Element data from apps and pages
● ● ● ●

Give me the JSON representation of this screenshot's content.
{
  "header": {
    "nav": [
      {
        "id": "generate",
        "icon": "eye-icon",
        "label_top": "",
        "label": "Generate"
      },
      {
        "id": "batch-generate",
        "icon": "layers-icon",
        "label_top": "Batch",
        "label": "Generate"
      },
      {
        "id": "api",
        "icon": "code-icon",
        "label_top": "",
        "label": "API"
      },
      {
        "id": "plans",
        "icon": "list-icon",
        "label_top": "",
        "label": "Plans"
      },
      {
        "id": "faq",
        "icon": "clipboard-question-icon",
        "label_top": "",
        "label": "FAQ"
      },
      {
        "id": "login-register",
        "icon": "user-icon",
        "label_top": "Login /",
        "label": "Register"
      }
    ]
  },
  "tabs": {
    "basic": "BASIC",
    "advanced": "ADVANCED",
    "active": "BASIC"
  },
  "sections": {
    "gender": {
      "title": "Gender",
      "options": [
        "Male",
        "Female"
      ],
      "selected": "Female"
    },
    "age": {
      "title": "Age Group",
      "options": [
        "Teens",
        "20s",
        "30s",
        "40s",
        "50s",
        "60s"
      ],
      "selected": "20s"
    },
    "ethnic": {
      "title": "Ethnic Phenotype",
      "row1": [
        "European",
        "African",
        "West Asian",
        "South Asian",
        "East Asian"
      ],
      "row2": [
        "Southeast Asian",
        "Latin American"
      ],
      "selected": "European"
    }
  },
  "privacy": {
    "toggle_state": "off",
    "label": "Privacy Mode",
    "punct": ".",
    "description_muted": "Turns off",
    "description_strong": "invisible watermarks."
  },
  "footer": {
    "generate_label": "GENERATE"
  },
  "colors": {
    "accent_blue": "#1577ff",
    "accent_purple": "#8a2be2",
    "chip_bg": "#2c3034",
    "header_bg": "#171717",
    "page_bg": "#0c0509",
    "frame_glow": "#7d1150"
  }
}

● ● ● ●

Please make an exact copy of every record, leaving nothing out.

Give me the JSON representation of this screenshot's content.
{
  "header": {
    "nav": [
      {
        "id": "generate",
        "icon": "eye-icon",
        "label_top": "",
        "label": "Generate"
      },
      {
        "id": "batch-generate",
        "icon": "layers-icon",
        "label_top": "Batch",
        "label": "Generate"
      },
      {
        "id": "api",
        "icon": "code-icon",
        "label_top": "",
        "label": "API"
      },
      {
        "id": "plans",
        "icon": "list-icon",
        "label_top": "",
        "label": "Plans"
      },
      {
        "id": "faq",
        "icon": "clipboard-question-icon",
        "label_top": "",
        "label": "FAQ"
      },
      {
        "id": "login-register",
        "icon": "user-icon",
        "label_top": "Login /",
        "label": "Register"
      }
    ]
  },
  "tabs": {
    "basic": "BASIC",
    "advanced": "ADVANCED",
    "active": "BASIC"
  },
  "sections": {
    "gender": {
      "title": "Gender",
      "options": [
        "Male",
        "Female"
      ],
      "selected": "Female"
    },
    "age": {
      "title": "Age Group",
      "options": [
        "Teens",
        "20s",
        "30s",
        "40s",
        "50s",
        "60s"
      ],
      "selected": "20s"
    },
    "ethnic": {
      "title": "Ethnic Phenotype",
      "row1": [
        "European",
        "African",
        "West Asian",
        "South Asian",
        "East Asian"
      ],
      "row2": [
        "Southeast Asian",
        "Latin American"
      ],
      "selected": "European"
    }
  },
  "privacy": {
    "toggle_state": "off",
    "label": "Privacy Mode",
    "punct": ".",
    "description_muted": "Turns off",
    "description_strong": "invisible watermarks."
  },
  "footer": {
    "generate_label": "GENERATE"
  },
  "colors": {
    "accent_blue": "#1577ff",
    "accent_purple": "#8a2be2",
    "chip_bg": "#2c3034",
    "header_bg": "#171717",
    "page_bg": "#0c0509",
    "frame_glow": "#7d1150"
  }
}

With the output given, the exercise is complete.